▸ Prompt
Write out every line below that contains "Indonesia".

Dataset extract below:

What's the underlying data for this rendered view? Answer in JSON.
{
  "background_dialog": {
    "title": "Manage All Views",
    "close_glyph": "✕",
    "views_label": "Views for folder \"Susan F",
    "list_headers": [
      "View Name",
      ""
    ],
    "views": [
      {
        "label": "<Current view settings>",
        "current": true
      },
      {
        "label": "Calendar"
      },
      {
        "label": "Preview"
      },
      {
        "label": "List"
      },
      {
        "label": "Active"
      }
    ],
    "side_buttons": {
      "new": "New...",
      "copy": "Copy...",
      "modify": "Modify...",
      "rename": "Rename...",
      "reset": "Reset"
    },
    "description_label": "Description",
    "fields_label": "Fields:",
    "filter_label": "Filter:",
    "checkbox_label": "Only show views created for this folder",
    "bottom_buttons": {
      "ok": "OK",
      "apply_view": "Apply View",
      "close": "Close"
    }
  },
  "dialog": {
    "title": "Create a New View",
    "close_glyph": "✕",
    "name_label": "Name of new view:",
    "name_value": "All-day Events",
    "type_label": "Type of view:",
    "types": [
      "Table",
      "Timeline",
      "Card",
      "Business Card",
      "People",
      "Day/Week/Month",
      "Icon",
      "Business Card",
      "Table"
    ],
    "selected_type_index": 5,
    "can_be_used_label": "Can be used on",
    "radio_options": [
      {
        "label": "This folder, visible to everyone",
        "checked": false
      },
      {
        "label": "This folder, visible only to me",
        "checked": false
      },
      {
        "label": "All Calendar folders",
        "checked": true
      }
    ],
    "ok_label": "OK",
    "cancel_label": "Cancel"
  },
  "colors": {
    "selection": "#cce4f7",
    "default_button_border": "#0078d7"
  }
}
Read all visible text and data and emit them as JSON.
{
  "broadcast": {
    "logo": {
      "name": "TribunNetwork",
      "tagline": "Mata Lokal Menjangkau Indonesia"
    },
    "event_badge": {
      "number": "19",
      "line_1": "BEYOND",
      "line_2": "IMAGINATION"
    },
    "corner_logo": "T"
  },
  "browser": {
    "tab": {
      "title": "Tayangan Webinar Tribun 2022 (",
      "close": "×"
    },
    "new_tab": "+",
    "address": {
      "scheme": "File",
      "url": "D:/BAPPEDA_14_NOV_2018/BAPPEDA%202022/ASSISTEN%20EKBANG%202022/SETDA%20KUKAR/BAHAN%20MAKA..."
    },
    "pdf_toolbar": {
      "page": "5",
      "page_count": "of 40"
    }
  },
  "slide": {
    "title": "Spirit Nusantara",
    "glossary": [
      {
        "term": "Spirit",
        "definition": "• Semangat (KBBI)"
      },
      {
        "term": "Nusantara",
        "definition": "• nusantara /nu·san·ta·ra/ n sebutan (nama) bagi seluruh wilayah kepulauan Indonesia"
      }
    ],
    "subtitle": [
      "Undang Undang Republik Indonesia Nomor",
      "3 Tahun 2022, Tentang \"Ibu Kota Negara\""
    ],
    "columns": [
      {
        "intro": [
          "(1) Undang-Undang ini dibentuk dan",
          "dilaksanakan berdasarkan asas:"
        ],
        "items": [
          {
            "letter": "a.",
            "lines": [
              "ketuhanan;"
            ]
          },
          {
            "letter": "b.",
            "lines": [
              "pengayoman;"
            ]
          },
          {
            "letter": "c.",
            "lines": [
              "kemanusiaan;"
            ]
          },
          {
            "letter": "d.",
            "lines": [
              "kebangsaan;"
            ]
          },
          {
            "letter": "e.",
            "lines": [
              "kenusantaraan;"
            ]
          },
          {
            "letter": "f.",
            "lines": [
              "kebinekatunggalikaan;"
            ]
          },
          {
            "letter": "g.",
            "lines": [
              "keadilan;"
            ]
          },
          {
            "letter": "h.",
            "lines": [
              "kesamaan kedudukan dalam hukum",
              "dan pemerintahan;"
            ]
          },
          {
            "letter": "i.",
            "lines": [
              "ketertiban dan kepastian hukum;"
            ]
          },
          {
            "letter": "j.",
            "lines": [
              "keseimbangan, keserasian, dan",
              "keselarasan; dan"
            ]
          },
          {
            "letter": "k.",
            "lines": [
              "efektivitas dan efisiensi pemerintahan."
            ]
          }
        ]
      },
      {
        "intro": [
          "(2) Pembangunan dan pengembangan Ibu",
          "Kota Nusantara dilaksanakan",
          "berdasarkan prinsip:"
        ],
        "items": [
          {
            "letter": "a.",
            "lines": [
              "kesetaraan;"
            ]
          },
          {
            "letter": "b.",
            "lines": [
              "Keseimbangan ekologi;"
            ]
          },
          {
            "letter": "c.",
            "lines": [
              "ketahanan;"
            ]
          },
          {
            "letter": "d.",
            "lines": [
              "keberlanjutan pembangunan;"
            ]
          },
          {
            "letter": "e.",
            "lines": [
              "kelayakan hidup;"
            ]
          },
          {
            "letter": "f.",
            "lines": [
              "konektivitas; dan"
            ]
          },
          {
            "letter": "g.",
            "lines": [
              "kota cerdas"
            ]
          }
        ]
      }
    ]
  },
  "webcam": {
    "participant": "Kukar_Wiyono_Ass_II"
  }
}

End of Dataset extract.

▸ Reply to the exercise
      "tagline": "Mata Lokal Menjangkau Indonesia"
        "definition": "• nusantara /nu·san·ta·ra/ n sebutan (nama) bagi seluruh wilayah kepulauan Indonesia"
      "Undang Undang Republik Indonesia Nomor",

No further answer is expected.